*EXERCISE BRIEF*:
State only the count of lines in the listing below that hold "умолчанию".
BEGIN RECORDS SUPPLIED
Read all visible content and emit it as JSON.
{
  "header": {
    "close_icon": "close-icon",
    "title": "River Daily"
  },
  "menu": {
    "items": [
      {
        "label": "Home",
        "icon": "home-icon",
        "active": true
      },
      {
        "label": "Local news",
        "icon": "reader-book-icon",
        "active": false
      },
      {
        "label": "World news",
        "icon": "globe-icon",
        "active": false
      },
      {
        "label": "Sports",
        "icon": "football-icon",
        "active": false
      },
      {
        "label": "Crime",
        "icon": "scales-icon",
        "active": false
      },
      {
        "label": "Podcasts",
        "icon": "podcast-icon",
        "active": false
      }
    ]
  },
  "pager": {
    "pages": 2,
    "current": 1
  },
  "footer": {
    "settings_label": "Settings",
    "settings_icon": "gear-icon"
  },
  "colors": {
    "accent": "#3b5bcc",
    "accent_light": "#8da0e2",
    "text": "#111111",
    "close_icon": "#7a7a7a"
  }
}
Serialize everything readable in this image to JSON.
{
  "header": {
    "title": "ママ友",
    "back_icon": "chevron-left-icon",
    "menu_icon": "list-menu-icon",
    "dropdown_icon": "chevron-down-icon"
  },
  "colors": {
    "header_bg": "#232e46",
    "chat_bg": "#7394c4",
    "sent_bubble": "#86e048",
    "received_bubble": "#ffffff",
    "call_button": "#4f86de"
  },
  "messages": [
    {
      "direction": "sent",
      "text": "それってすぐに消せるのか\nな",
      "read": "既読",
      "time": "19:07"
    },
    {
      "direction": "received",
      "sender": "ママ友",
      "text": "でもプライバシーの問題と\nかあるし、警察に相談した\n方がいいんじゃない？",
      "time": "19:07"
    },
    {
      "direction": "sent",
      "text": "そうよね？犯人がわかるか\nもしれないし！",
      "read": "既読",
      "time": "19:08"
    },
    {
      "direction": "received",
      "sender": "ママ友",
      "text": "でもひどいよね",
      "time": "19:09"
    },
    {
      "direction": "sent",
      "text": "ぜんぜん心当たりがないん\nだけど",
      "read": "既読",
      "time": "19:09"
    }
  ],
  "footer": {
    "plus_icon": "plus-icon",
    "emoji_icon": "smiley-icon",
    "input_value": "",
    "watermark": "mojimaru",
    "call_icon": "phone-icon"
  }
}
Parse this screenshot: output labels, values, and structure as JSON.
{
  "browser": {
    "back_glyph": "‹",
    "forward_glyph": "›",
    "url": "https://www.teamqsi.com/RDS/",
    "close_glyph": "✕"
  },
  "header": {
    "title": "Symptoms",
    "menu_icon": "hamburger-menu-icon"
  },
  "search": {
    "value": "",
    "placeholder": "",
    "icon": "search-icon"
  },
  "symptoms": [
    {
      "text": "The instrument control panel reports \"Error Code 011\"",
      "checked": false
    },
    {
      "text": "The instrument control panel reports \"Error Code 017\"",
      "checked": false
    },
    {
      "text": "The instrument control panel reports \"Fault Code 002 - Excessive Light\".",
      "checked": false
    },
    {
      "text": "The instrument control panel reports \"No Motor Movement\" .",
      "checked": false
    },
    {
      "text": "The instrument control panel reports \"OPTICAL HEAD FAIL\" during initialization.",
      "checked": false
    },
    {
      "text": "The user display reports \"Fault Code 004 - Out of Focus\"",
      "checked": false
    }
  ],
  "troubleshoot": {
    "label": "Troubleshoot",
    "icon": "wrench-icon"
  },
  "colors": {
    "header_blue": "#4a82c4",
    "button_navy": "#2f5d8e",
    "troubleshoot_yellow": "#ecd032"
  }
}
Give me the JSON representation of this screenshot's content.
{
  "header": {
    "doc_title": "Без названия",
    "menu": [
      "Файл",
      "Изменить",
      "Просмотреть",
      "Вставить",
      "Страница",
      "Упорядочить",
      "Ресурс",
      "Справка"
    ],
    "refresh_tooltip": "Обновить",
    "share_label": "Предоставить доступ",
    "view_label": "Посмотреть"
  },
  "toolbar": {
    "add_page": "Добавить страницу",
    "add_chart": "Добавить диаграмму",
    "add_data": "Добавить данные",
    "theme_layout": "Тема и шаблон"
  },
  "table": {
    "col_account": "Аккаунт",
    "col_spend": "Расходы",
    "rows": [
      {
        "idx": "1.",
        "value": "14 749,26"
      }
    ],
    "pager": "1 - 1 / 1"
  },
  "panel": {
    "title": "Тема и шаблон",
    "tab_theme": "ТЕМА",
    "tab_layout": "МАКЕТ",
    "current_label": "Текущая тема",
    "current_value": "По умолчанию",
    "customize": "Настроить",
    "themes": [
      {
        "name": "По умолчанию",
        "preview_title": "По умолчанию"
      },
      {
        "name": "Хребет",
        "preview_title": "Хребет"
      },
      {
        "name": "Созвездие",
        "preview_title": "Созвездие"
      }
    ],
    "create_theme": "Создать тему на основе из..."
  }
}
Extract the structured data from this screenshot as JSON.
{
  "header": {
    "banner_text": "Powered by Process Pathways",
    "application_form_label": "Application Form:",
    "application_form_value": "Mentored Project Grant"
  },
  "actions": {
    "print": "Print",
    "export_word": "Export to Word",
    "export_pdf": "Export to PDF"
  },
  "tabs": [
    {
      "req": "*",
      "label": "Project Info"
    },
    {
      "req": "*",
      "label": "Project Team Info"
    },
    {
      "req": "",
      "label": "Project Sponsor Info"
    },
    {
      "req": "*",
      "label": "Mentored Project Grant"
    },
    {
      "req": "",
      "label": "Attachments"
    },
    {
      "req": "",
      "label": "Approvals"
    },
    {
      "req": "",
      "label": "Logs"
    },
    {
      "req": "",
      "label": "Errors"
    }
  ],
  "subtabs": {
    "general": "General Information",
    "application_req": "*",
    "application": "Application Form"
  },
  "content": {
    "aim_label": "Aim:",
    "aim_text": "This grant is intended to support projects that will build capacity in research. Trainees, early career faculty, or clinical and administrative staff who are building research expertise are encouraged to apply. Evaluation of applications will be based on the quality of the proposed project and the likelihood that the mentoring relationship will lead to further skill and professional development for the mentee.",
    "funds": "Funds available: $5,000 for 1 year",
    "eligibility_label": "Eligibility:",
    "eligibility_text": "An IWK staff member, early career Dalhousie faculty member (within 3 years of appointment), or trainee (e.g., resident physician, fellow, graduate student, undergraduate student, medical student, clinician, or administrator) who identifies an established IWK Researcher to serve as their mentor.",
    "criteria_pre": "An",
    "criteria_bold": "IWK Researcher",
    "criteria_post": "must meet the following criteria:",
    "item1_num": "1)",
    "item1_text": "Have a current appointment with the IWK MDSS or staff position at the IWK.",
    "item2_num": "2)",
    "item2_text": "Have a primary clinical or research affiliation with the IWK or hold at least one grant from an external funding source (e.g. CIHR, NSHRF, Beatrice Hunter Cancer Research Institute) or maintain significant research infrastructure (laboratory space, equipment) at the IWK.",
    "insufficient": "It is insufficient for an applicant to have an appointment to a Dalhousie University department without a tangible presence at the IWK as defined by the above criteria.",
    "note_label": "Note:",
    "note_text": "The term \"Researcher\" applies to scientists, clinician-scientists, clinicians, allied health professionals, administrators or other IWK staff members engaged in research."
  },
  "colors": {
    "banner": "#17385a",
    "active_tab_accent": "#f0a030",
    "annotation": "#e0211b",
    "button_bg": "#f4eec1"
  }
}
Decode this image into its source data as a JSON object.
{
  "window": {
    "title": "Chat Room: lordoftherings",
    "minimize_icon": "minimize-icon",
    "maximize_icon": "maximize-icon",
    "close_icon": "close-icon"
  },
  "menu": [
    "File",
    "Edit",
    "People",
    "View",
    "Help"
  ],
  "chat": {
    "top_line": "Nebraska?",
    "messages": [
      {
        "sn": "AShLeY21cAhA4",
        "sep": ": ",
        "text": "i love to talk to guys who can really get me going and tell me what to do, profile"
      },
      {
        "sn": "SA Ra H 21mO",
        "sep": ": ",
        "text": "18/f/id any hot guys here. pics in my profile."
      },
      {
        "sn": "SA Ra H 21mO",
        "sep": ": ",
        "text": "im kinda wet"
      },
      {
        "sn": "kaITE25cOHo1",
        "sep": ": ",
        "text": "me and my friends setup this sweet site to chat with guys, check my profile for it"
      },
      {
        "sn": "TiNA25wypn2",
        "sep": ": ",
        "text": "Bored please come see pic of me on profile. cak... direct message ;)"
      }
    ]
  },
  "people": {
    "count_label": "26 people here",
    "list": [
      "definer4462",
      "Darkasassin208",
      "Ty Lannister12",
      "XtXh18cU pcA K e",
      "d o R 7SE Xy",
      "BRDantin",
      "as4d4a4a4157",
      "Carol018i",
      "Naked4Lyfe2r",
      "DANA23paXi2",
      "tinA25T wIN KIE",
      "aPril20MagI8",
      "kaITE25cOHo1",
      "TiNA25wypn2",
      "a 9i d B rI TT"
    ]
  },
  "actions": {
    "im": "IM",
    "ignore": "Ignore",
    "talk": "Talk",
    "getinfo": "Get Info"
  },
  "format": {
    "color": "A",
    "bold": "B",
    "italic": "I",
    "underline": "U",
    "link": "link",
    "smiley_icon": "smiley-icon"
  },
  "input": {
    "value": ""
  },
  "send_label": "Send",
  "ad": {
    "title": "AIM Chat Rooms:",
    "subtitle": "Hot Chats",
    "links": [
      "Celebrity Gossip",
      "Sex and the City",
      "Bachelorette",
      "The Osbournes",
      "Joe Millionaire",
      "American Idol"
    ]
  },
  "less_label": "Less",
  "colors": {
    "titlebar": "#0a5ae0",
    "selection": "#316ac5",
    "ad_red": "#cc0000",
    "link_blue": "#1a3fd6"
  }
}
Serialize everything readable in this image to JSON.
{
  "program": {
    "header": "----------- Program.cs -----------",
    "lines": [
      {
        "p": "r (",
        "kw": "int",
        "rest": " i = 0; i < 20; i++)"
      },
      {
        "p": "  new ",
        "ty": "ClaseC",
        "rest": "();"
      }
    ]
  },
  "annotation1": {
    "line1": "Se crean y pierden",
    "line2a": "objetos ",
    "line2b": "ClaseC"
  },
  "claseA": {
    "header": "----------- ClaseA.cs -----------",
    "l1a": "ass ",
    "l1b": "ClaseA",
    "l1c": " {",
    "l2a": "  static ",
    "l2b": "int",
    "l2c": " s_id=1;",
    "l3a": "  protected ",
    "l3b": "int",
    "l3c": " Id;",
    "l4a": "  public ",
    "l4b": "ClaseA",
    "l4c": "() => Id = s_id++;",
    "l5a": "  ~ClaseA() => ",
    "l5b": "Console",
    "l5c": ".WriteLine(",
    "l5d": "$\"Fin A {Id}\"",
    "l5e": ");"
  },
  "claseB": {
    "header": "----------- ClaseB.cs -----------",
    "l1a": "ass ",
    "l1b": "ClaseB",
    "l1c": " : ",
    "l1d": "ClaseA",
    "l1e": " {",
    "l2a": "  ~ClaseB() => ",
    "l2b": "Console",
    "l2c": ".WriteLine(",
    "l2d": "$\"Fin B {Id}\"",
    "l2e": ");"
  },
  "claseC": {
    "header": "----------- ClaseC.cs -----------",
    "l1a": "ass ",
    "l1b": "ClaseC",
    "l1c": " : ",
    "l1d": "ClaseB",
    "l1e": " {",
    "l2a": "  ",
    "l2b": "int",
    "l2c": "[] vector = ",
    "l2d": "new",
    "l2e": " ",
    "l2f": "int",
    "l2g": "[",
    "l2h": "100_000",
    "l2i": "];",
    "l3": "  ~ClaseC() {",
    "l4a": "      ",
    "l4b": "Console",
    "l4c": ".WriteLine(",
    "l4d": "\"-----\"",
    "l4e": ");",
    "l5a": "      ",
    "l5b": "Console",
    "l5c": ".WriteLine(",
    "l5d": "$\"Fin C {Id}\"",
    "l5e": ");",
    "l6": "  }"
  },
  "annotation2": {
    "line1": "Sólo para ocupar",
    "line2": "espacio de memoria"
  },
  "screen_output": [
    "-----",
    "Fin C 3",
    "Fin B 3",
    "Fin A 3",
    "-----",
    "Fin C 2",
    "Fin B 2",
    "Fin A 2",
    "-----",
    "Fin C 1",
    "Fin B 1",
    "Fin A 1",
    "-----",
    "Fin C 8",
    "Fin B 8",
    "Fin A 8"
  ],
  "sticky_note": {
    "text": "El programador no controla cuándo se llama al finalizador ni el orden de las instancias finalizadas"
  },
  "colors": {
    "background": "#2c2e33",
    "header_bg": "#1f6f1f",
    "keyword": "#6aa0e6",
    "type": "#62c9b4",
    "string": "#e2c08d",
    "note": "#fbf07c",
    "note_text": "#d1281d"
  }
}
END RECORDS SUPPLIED
*ANSWER SPACE*:
3